##### Supplied information #####
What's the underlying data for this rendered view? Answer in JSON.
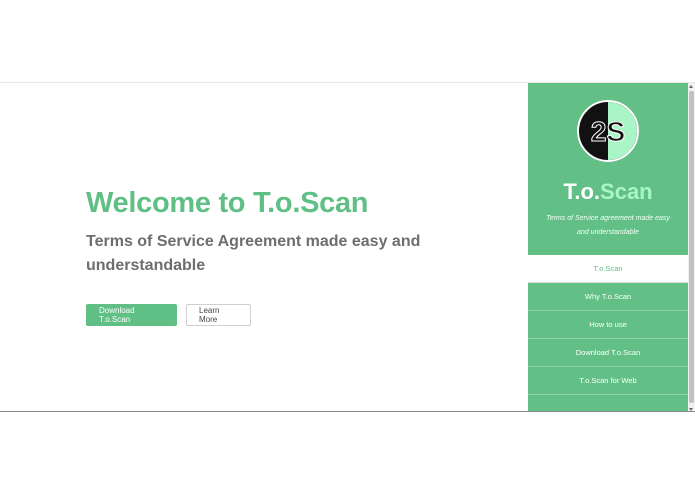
{
  "hero": {
    "title": "Welcome to T.o.Scan",
    "subtitle": "Terms of Service Agreement made easy and understandable",
    "download_label": "Download T.o.Scan",
    "learn_more_label": "Learn More"
  },
  "sidebar": {
    "logo_text": "2S",
    "brand_prefix": "T.o.",
    "brand_accent": "Scan",
    "tagline": "Terms of Service agreement made easy and understandable",
    "nav": [
      {
        "label": "T.o.Scan",
        "active": true
      },
      {
        "label": "Why T.o.Scan",
        "active": false
      },
      {
        "label": "How to use",
        "active": false
      },
      {
        "label": "Download T.o.Scan",
        "active": false
      },
      {
        "label": "T.o.Scan for Web",
        "active": false
      }
    ]
  },
  "colors": {
    "accent": "#5fbf85",
    "sidebar": "#62c086",
    "accent_light": "#a9f5c6",
    "text_gray": "#6e6e6e"
  }
}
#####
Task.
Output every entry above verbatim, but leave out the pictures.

Result of the exercise.
What's the underlying data for this rendered view? Answer in JSON.
{
  "hero": {
    "title": "Welcome to T.o.Scan",
    "subtitle": "Terms of Service Agreement made easy and understandable",
    "download_label": "Download T.o.Scan",
    "learn_more_label": "Learn More"
  },
  "sidebar": {
    "logo_text": "2S",
    "brand_prefix": "T.o.",
    "brand_accent": "Scan",
    "tagline": "Terms of Service agreement made easy and understandable",
    "nav": [
      {
        "label": "T.o.Scan",
        "active": true
      },
      {
        "label": "Why T.o.Scan",
        "active": false
      },
      {
        "label": "How to use",
        "active": false
      },
      {
        "label": "Download T.o.Scan",
        "active": false
      },
      {
        "label": "T.o.Scan for Web",
        "active": false
      }
    ]
  },
  "colors": {
    "accent": "#5fbf85",
    "sidebar": "#62c086",
    "accent_light": "#a9f5c6",
    "text_gray": "#6e6e6e"
  }
}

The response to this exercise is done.